*The Law Office of Morrin & Sands PLLC can help injured workers find the right doctor for their injury and their case!
Sometimes prospective clients come to my office and tell me that they were injured on the job. The problem, they tell me, is that aren’t sure when this happened. When I hear this, I usually need to ask them a series of questions, to find out more information. Perhaps this individual has what is known as an “occupational disease.” (We often abbreviate this to “OD”.)
Not all OD’s are what is commonly known as a disease. Some are truly injuries, but they all happened gradually over a period of time at work. Here’s some examples of fairly well-known or common occupational diseases:
A welder who develops bronchitis from breathing in welding fumes.
A computer operator who develops carpal tunnel syndrome from extensive keyboarding.
A machine operator who develops asthma from repeated chemical inhalation.
A nurse’s aide who develops back pain from continually transferring patients from bed to wheelchair and wheelchair to bed.
A jackhammer operator who develops hearing loss.
A sandblaster or sandhog who develops lung disease/silicosis.
These are just a few examples, but all of these are Workers’ Compensation cases.The law in New York says that you have two years to file a claim for an OD with the Workers’ Compensation Board. This is measured from date of diagnosis or when you knew or should have known that your condition is work-related, whichever is later.
Most OD’s are “controverted” by the employer and its Workers’ Compensation insurance carrier, meaning, you will have a fight on your hands to win the case. You will need a doctor to say that your condition was at least partially caused by the type of work you do.
Bottom line—if you think you have an occupational disease, consult an attorney experienced with these types of claims who can properly advise you of your rights.

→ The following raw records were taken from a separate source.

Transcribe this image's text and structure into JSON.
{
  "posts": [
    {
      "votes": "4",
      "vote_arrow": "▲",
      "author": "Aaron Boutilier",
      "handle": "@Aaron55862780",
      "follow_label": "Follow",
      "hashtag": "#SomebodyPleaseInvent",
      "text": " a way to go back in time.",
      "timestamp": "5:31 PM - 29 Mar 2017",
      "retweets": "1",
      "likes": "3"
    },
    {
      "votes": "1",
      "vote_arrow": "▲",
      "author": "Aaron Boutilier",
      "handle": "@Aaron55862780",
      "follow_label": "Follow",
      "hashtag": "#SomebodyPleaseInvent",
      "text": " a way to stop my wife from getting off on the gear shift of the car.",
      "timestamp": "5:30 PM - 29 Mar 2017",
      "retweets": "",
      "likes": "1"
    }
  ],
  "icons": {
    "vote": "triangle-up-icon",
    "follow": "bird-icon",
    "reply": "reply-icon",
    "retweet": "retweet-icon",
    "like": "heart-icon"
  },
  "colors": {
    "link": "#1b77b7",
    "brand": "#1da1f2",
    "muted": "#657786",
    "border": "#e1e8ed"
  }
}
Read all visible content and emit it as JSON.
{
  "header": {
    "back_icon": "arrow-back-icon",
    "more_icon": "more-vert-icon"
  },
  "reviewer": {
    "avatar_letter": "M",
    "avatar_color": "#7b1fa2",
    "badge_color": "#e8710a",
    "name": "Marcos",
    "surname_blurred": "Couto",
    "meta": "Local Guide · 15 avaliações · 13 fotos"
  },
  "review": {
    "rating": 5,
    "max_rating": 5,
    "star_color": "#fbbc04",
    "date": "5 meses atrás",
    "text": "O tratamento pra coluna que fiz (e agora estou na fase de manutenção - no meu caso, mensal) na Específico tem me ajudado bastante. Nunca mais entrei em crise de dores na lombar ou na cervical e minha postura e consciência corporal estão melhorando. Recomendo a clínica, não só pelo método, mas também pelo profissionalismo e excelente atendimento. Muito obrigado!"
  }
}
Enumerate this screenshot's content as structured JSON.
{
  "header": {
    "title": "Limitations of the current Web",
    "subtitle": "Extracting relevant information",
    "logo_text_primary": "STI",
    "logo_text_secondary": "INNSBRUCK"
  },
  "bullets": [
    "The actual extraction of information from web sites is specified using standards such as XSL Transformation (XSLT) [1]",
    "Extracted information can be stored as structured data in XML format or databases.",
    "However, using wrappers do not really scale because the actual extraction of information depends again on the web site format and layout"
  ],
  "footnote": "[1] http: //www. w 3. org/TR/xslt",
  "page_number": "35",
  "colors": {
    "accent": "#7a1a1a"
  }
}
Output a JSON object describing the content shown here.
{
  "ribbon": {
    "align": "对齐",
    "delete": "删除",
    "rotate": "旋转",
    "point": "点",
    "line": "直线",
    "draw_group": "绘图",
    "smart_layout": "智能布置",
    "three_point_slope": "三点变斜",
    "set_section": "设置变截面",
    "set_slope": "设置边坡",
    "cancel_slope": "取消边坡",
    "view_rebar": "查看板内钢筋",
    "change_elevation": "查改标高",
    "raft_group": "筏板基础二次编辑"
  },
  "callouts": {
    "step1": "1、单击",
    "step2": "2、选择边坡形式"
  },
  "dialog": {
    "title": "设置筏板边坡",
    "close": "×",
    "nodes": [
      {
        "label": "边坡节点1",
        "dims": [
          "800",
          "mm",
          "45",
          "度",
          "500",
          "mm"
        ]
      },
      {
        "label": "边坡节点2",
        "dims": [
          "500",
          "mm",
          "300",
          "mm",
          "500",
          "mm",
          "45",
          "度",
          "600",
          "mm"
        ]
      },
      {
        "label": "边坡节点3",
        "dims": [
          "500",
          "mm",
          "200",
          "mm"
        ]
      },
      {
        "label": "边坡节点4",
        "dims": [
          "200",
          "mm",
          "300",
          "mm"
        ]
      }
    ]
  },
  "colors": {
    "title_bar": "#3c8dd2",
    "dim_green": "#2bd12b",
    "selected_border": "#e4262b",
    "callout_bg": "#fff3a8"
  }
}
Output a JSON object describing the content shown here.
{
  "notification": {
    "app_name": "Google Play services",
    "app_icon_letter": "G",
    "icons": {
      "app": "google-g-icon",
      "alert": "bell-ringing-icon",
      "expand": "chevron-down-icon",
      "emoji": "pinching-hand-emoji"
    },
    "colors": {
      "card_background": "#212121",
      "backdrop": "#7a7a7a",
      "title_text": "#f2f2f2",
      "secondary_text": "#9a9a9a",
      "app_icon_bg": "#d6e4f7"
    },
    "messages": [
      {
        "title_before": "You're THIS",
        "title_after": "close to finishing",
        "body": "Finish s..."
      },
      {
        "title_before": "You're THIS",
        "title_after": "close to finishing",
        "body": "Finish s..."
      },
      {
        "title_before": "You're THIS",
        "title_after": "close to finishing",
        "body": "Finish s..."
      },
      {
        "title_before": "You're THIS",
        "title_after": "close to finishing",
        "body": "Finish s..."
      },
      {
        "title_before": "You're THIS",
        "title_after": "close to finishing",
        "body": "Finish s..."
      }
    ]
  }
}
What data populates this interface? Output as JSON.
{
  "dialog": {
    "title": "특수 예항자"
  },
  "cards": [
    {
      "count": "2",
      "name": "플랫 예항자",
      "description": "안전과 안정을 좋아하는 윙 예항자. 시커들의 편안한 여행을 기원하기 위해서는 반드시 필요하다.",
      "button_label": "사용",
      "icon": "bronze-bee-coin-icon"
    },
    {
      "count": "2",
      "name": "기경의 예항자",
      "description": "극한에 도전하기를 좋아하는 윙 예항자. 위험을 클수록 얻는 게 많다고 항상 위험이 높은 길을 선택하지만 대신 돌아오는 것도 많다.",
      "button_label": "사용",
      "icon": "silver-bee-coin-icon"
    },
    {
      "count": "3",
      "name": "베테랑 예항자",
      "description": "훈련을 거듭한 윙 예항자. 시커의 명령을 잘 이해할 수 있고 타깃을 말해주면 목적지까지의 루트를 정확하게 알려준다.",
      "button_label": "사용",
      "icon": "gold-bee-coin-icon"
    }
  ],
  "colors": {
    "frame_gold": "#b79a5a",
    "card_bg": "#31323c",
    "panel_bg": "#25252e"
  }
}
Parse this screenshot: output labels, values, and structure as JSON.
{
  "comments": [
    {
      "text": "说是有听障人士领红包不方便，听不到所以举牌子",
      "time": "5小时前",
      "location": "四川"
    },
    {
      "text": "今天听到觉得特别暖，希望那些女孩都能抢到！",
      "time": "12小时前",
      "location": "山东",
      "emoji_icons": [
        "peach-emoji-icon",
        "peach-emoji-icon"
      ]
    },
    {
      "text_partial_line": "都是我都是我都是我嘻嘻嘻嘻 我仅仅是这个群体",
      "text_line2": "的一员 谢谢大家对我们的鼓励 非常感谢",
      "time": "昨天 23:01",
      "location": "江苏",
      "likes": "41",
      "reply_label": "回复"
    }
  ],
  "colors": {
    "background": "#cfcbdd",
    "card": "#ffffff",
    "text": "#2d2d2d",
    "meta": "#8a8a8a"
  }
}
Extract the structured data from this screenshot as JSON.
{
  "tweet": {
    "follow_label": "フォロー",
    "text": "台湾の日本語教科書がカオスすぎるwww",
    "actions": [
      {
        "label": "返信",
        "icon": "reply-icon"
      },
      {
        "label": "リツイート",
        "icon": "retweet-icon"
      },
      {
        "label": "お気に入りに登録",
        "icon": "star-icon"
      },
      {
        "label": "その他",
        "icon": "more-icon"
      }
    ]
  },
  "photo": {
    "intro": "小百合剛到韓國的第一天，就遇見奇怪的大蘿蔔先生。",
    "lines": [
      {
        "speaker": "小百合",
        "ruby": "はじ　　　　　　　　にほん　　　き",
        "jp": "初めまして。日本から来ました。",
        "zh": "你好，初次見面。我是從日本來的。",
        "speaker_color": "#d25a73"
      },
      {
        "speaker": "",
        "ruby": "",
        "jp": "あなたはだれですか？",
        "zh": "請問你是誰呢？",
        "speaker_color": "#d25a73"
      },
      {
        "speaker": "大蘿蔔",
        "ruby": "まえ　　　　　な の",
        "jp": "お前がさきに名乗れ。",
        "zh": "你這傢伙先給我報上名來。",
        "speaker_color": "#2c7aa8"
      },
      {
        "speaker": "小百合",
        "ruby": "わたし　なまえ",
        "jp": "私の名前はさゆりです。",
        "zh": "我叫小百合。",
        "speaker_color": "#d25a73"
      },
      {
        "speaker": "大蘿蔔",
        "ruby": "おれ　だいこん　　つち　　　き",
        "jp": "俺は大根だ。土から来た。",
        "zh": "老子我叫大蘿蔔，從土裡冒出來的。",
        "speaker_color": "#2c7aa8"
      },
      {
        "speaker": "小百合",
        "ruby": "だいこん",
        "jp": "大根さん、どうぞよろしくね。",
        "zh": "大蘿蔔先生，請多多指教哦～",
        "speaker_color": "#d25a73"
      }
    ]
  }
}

Occupational diseases are covered by the Workers’ Comp Law, and if you win your case, you are entitled to the same benefits as if you had been injured in an accident. OD cases are more difficult to prove, however, than routine work accident claims. That’s why it’s usually not a good idea to file these types of claims without getting sound legal advice first.
Most people think that if they get injured at work, telling their boss and then seeing their family doctor is all they have to do. Actually, it isn’t. Here’s a little advice about what to do when you get injured on the job:
1. File a written incident report and keep a copy for your records.
2. Ask your boss or your HR Department for the name and phone number of your employer’s workers’ compensation insurance company (also called the “carrier.”)
3. Go for treatment with a Workers’ Compensation doctor who is a specialist – NOT your family doctor. Examples of doctors who you could see are orthopedists, neurologists, chiropractors or physical medicine and rehab doctors.
4. File a C-3 form with the New York State Workers’ Compensation Board. This step is required by law- yet most people don’t know about it and YOUR EMPLOYER WILL NOT TELL YOU ABOUT IT BECAUSE IT IS NOT THEIR RESPONSIBILITY TO DO SO! You can file a C-3 form online by going to the Board’s website at www.wcb.ny.gov. The law says you have two years from the accident or injury to file this form with New York State.
When filing for Workers’ Comp, keep in mind that you will be dealing with two completely separate entities: the carrier and the Workers’ Compensation Board. The carrier is your employer’s insurance company that is in business to make money and to pay as little as possible in benefits. The Board, on the other hand, is like a court. The Board, not the carrier, makes the final decisions in your case. Most carriers would like you to think that their decisions are final. However, any decision that a carrier makes about what treatment or surgery you are entitled to or how much money you get for your case can be challenged. You just have to know how. That’s where getting an experienced Workers’ Comp attorney comes into the picture.